* **Supplied entries**
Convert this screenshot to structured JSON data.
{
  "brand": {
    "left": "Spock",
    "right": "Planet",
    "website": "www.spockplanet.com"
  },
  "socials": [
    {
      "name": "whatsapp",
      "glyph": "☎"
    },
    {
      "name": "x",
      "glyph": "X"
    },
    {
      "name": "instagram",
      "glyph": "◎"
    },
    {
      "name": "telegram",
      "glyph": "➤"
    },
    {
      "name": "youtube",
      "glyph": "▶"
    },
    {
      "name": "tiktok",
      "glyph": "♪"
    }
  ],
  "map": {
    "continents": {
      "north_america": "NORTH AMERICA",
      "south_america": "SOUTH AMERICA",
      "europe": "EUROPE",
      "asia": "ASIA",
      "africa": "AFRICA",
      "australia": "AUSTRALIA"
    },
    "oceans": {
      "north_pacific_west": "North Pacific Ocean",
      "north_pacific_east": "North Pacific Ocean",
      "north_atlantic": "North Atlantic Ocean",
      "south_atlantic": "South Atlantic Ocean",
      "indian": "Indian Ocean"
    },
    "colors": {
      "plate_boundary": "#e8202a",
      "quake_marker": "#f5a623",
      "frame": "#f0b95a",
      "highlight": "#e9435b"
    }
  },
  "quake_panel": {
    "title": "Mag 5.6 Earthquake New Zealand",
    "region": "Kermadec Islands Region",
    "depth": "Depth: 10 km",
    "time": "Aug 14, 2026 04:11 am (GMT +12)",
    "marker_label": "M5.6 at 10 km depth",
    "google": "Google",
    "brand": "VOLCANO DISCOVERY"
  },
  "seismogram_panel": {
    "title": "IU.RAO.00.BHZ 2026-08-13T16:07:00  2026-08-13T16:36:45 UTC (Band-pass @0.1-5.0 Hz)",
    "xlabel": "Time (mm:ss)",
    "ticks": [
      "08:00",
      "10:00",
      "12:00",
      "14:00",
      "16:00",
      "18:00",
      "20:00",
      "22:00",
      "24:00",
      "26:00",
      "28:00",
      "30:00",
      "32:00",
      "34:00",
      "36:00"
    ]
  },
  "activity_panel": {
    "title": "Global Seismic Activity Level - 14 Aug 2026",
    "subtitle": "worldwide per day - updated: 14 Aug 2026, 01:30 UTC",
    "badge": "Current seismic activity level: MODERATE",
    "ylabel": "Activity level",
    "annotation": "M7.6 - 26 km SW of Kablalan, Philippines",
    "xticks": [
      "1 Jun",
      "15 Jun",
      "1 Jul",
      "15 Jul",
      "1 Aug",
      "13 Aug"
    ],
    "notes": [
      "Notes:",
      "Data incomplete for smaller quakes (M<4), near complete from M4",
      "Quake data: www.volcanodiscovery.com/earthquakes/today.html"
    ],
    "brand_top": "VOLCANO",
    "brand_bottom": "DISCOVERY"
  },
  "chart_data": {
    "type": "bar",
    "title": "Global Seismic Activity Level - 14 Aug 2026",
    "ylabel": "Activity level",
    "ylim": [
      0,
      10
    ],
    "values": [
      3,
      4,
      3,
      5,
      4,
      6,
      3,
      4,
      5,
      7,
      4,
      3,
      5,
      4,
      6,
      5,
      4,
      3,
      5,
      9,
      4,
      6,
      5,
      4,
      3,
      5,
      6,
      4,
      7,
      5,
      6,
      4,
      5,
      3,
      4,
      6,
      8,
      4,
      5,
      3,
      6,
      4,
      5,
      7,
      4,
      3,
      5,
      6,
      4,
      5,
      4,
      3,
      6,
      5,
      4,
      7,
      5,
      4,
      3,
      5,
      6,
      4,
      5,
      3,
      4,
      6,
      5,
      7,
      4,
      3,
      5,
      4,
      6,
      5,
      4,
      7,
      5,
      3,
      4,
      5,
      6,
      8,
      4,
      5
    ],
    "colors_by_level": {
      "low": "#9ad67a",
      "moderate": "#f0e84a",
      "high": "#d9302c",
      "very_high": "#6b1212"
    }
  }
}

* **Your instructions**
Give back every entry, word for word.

* **Your solution**
Convert this screenshot to structured JSON data.
{
  "brand": {
    "left": "Spock",
    "right": "Planet",
    "website": "www.spockplanet.com"
  },
  "socials": [
    {
      "name": "whatsapp",
      "glyph": "☎"
    },
    {
      "name": "x",
      "glyph": "X"
    },
    {
      "name": "instagram",
      "glyph": "◎"
    },
    {
      "name": "telegram",
      "glyph": "➤"
    },
    {
      "name": "youtube",
      "glyph": "▶"
    },
    {
      "name": "tiktok",
      "glyph": "♪"
    }
  ],
  "map": {
    "continents": {
      "north_america": "NORTH AMERICA",
      "south_america": "SOUTH AMERICA",
      "europe": "EUROPE",
      "asia": "ASIA",
      "africa": "AFRICA",
      "australia": "AUSTRALIA"
    },
    "oceans": {
      "north_pacific_west": "North Pacific Ocean",
      "north_pacific_east": "North Pacific Ocean",
      "north_atlantic": "North Atlantic Ocean",
      "south_atlantic": "South Atlantic Ocean",
      "indian": "Indian Ocean"
    },
    "colors": {
      "plate_boundary": "#e8202a",
      "quake_marker": "#f5a623",
      "frame": "#f0b95a",
      "highlight": "#e9435b"
    }
  },
  "quake_panel": {
    "title": "Mag 5.6 Earthquake New Zealand",
    "region": "Kermadec Islands Region",
    "depth": "Depth: 10 km",
    "time": "Aug 14, 2026 04:11 am (GMT +12)",
    "marker_label": "M5.6 at 10 km depth",
    "google": "Google",
    "brand": "VOLCANO DISCOVERY"
  },
  "seismogram_panel": {
    "title": "IU.RAO.00.BHZ 2026-08-13T16:07:00  2026-08-13T16:36:45 UTC (Band-pass @0.1-5.0 Hz)",
    "xlabel": "Time (mm:ss)",
    "ticks": [
      "08:00",
      "10:00",
      "12:00",
      "14:00",
      "16:00",
      "18:00",
      "20:00",
      "22:00",
      "24:00",
      "26:00",
      "28:00",
      "30:00",
      "32:00",
      "34:00",
      "36:00"
    ]
  },
  "activity_panel": {
    "title": "Global Seismic Activity Level - 14 Aug 2026",
    "subtitle": "worldwide per day - updated: 14 Aug 2026, 01:30 UTC",
    "badge": "Current seismic activity level: MODERATE",
    "ylabel": "Activity level",
    "annotation": "M7.6 - 26 km SW of Kablalan, Philippines",
    "xticks": [
      "1 Jun",
      "15 Jun",
      "1 Jul",
      "15 Jul",
      "1 Aug",
      "13 Aug"
    ],
    "notes": [
      "Notes:",
      "Data incomplete for smaller quakes (M<4), near complete from M4",
      "Quake data: www.volcanodiscovery.com/earthquakes/today.html"
    ],
    "brand_top": "VOLCANO",
    "brand_bottom": "DISCOVERY"
  },
  "chart_data": {
    "type": "bar",
    "title": "Global Seismic Activity Level - 14 Aug 2026",
    "ylabel": "Activity level",
    "ylim": [
      0,
      10
    ],
    "values": [
      3,
      4,
      3,
      5,
      4,
      6,
      3,
      4,
      5,
      7,
      4,
      3,
      5,
      4,
      6,
      5,
      4,
      3,
      5,
      9,
      4,
      6,
      5,
      4,
      3,
      5,
      6,
      4,
      7,
      5,
      6,
      4,
      5,
      3,
      4,
      6,
      8,
      4,
      5,
      3,
      6,
      4,
      5,
      7,
      4,
      3,
      5,
      6,
      4,
      5,
      4,
      3,
      6,
      5,
      4,
      7,
      5,
      4,
      3,
      5,
      6,
      4,
      5,
      3,
      4,
      6,
      5,
      7,
      4,
      3,
      5,
      4,
      6,
      5,
      4,
      7,
      5,
      3,
      4,
      5,
      6,
      8,
      4,
      5
    ],
    "colors_by_level": {
      "low": "#9ad67a",
      "moderate": "#f0e84a",
      "high": "#d9302c",
      "very_high": "#6b1212"
    }
  }
}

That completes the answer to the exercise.